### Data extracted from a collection
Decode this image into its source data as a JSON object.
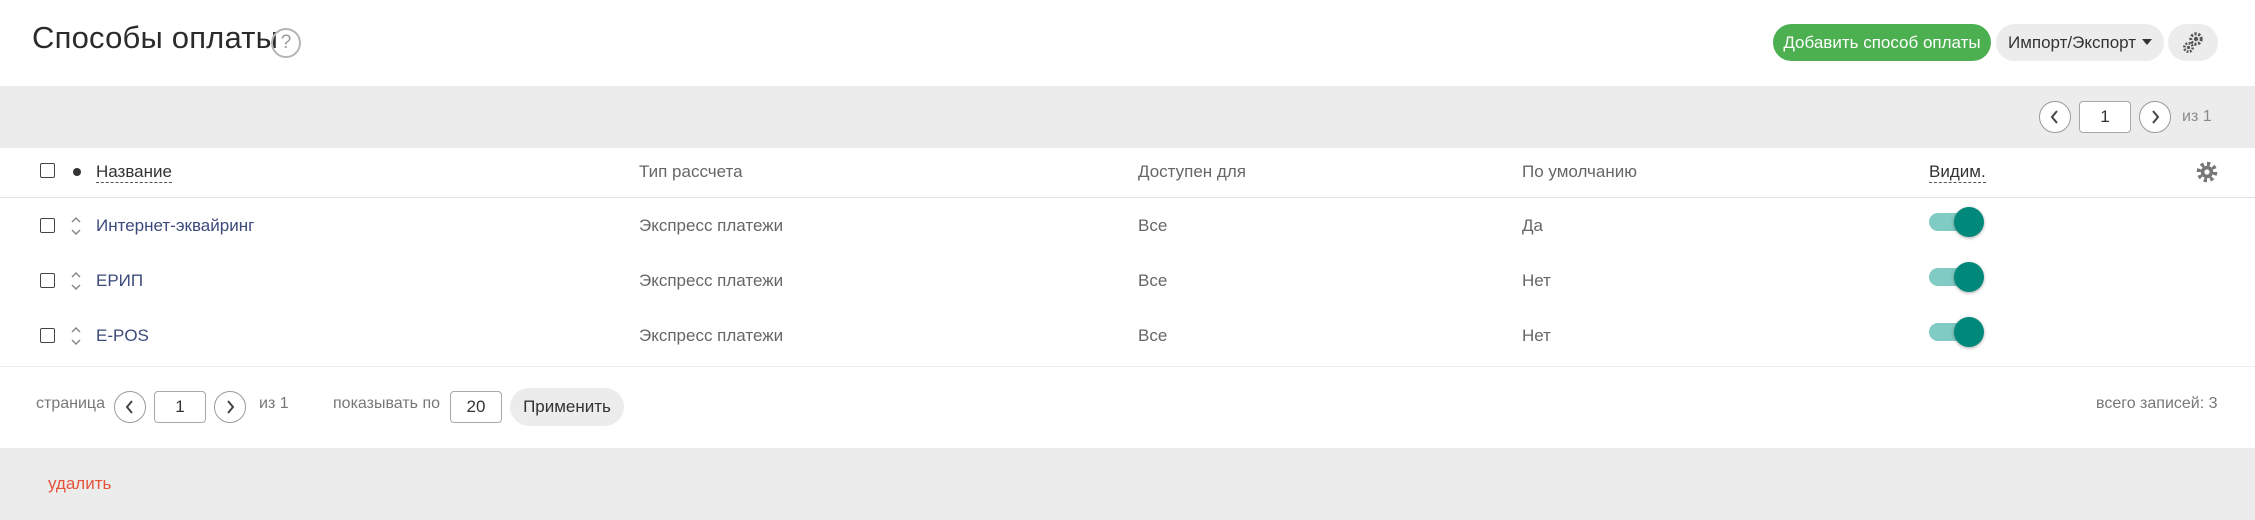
{
  "header": {
    "title": "Способы оплаты",
    "help_symbol": "?",
    "add_button": "Добавить способ оплаты",
    "import_export_button": "Импорт/Экспорт"
  },
  "top_pager": {
    "page": "1",
    "of_label": "из 1"
  },
  "table": {
    "columns": [
      "Название",
      "Тип рассчета",
      "Доступен для",
      "По умолчанию",
      "Видим."
    ],
    "rows": [
      {
        "name": "Интернет-эквайринг",
        "type": "Экспресс платежи",
        "available": "Все",
        "default": "Да",
        "visible": true
      },
      {
        "name": "ЕРИП",
        "type": "Экспресс платежи",
        "available": "Все",
        "default": "Нет",
        "visible": true
      },
      {
        "name": "E-POS",
        "type": "Экспресс платежи",
        "available": "Все",
        "default": "Нет",
        "visible": true
      }
    ]
  },
  "bottom_pager": {
    "page_label": "страница",
    "page": "1",
    "of_label": "из 1",
    "per_page_label": "показывать по",
    "per_page": "20",
    "apply_button": "Применить",
    "total_label": "всего записей: 3"
  },
  "footer": {
    "delete_link": "удалить"
  },
  "colors": {
    "accent_green": "#4caf50",
    "toggle_on": "#00897b",
    "toggle_track": "#80cbc4",
    "delete_red": "#e5533c",
    "link_blue": "#3b4a7a"
  },
  "icons": [
    "help-icon",
    "caret-down-icon",
    "cogs-icon",
    "chevron-left-icon",
    "chevron-right-icon",
    "sort-icon",
    "gear-icon"
  ]
}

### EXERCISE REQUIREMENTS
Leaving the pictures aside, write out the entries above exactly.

### ANSWER SPACE
Decode this image into its source data as a JSON object.
{
  "header": {
    "title": "Способы оплаты",
    "help_symbol": "?",
    "add_button": "Добавить способ оплаты",
    "import_export_button": "Импорт/Экспорт"
  },
  "top_pager": {
    "page": "1",
    "of_label": "из 1"
  },
  "table": {
    "columns": [
      "Название",
      "Тип рассчета",
      "Доступен для",
      "По умолчанию",
      "Видим."
    ],
    "rows": [
      {
        "name": "Интернет-эквайринг",
        "type": "Экспресс платежи",
        "available": "Все",
        "default": "Да",
        "visible": true
      },
      {
        "name": "ЕРИП",
        "type": "Экспресс платежи",
        "available": "Все",
        "default": "Нет",
        "visible": true
      },
      {
        "name": "E-POS",
        "type": "Экспресс платежи",
        "available": "Все",
        "default": "Нет",
        "visible": true
      }
    ]
  },
  "bottom_pager": {
    "page_label": "страница",
    "page": "1",
    "of_label": "из 1",
    "per_page_label": "показывать по",
    "per_page": "20",
    "apply_button": "Применить",
    "total_label": "всего записей: 3"
  },
  "footer": {
    "delete_link": "удалить"
  },
  "colors": {
    "accent_green": "#4caf50",
    "toggle_on": "#00897b",
    "toggle_track": "#80cbc4",
    "delete_red": "#e5533c",
    "link_blue": "#3b4a7a"
  },
  "icons": [
    "help-icon",
    "caret-down-icon",
    "cogs-icon",
    "chevron-left-icon",
    "chevron-right-icon",
    "sort-icon",
    "gear-icon"
  ]
}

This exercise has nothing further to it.